You Will Die at Twenty

First director Amjad Abu Alala’s meditative drama is about an existential prophecy in a Sudanese village.

WWithout wanting to sound casual, Amjad Abu Alala’s emotionally torturous debut feature plays out like a classic teenage angst movie, in which a brooding youth becomes obsessed with the prospect of his untimely demise.

Its story does not take place in a gray suburb of the West, but rather in a distant Sudanese village made of glowing sandstone in which our dark hero Muzamil (Mustafa Shehata) must bear the existential weight of a death sentence that has brought him down. uttered when he was just a baby.

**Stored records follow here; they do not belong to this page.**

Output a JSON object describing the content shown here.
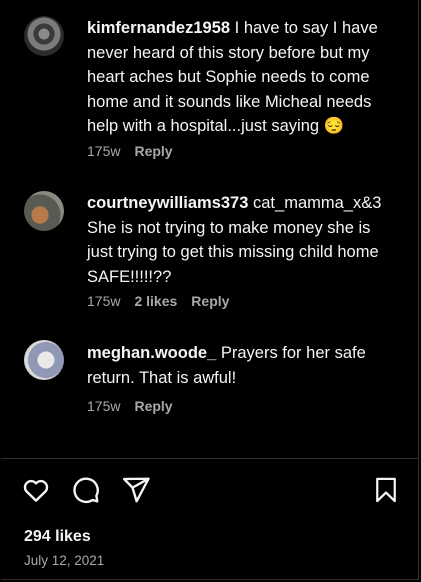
{
  "comments": [
    {
      "username": "kimfernandez1958",
      "text": " I have to say I have never heard of this story before but my heart aches but Sophie needs to come home and it sounds like Micheal needs help with a hospital...just saying 😔",
      "age": "175w",
      "likes": "",
      "reply_label": "Reply"
    },
    {
      "username": "courtneywilliams373",
      "text": " cat_mamma_x&3 She is not trying to make money she is just trying to get this missing child home SAFE!!!!!??",
      "age": "175w",
      "likes": "2 likes",
      "reply_label": "Reply"
    },
    {
      "username": "meghan.woode_",
      "text": "  Prayers for her safe return. That is awful!",
      "age": "175w",
      "likes": "",
      "reply_label": "Reply"
    }
  ],
  "actions": {
    "like_icon": "heart-icon",
    "comment_icon": "comment-icon",
    "share_icon": "share-icon",
    "save_icon": "bookmark-icon"
  },
  "post": {
    "likes": "294 likes",
    "date": "July 12, 2021"
  }
}
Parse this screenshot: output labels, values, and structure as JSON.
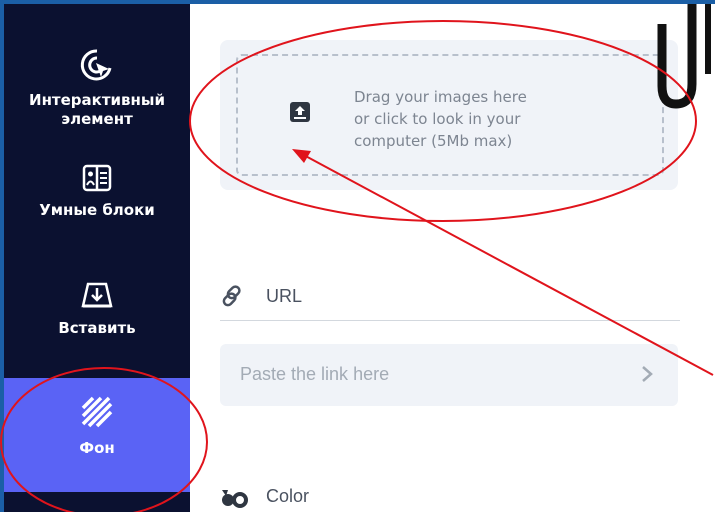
{
  "sidebar": {
    "items": [
      {
        "label": "Интерактивный элемент",
        "icon": "cursor-click-icon"
      },
      {
        "label": "Умные блоки",
        "icon": "smart-blocks-icon"
      },
      {
        "label": "Вставить",
        "icon": "insert-icon"
      },
      {
        "label": "Фон",
        "icon": "background-stripes-icon",
        "active": true
      }
    ]
  },
  "upload": {
    "text": "Drag your images here\nor click to look in your\ncomputer (5Mb max)",
    "icon": "upload-icon"
  },
  "url": {
    "label": "URL",
    "icon": "link-icon",
    "placeholder": "Paste the link here"
  },
  "color": {
    "label": "Color",
    "icon": "color-icon"
  },
  "colors": {
    "sidebar_bg": "#0b1130",
    "active_item": "#5a63f5",
    "annotation_red": "#e0141c",
    "frame_blue": "#1b5fa6"
  }
}
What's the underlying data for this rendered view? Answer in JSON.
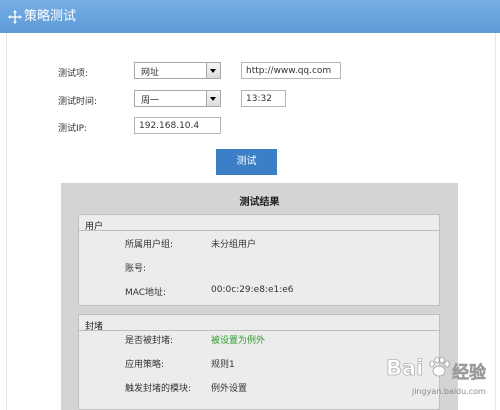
{
  "title": "策略测试",
  "form": {
    "test_item_label": "测试项:",
    "test_item_value": "网址",
    "url_value": "http://www.qq.com",
    "test_time_label": "测试时间:",
    "weekday_value": "周一",
    "time_value": "13:32",
    "test_ip_label": "测试IP:",
    "ip_value": "192.168.10.4",
    "test_button": "测试"
  },
  "result": {
    "title": "测试结果",
    "user_group": {
      "title": "用户",
      "rows": [
        {
          "label": "所属用户组:",
          "value": "未分组用户"
        },
        {
          "label": "账号:",
          "value": ""
        },
        {
          "label": "MAC地址:",
          "value": "00:0c:29:e8:e1:e6"
        }
      ]
    },
    "block_group": {
      "title": "封堵",
      "rows": [
        {
          "label": "是否被封堵:",
          "value": "被设置为例外"
        },
        {
          "label": "应用策略:",
          "value": "规则1"
        },
        {
          "label": "触发封堵的模块:",
          "value": "例外设置"
        }
      ]
    }
  },
  "watermark": {
    "brand": "Bai",
    "suffix": "经验",
    "url": "jingyan.baidu.com"
  },
  "colors": {
    "titlebar": "#6aa5df",
    "button": "#3b7fc7",
    "exception": "#2e9a2e"
  }
}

The apocalyptic clock applied to this boy’s life is the result of a whirling dervish rocking in a traditional ceremony and then counting to 20 – onlookers assume Mumazil will die by the time he reaches this age.

The film avoids hyperbole in its thoughtful, philosophical exploration of young life struggling with a limited expiration date, wondering if this should be an excuse for exuberance and gorging on life experience, or perhaps sit still and do your best to ward off the incoming curse.

Sometimes it’s a bit too heavy and sometimes struggles to bring variation and surprise to its execution. Yet this meditative, laconic drama reflects on the nature of time and the revelation that while Muzamil’s predicament seems highly improbable to the rational viewer, the knowledge he gains is relevant to all mortals.

Reference of the Article-post – lwlies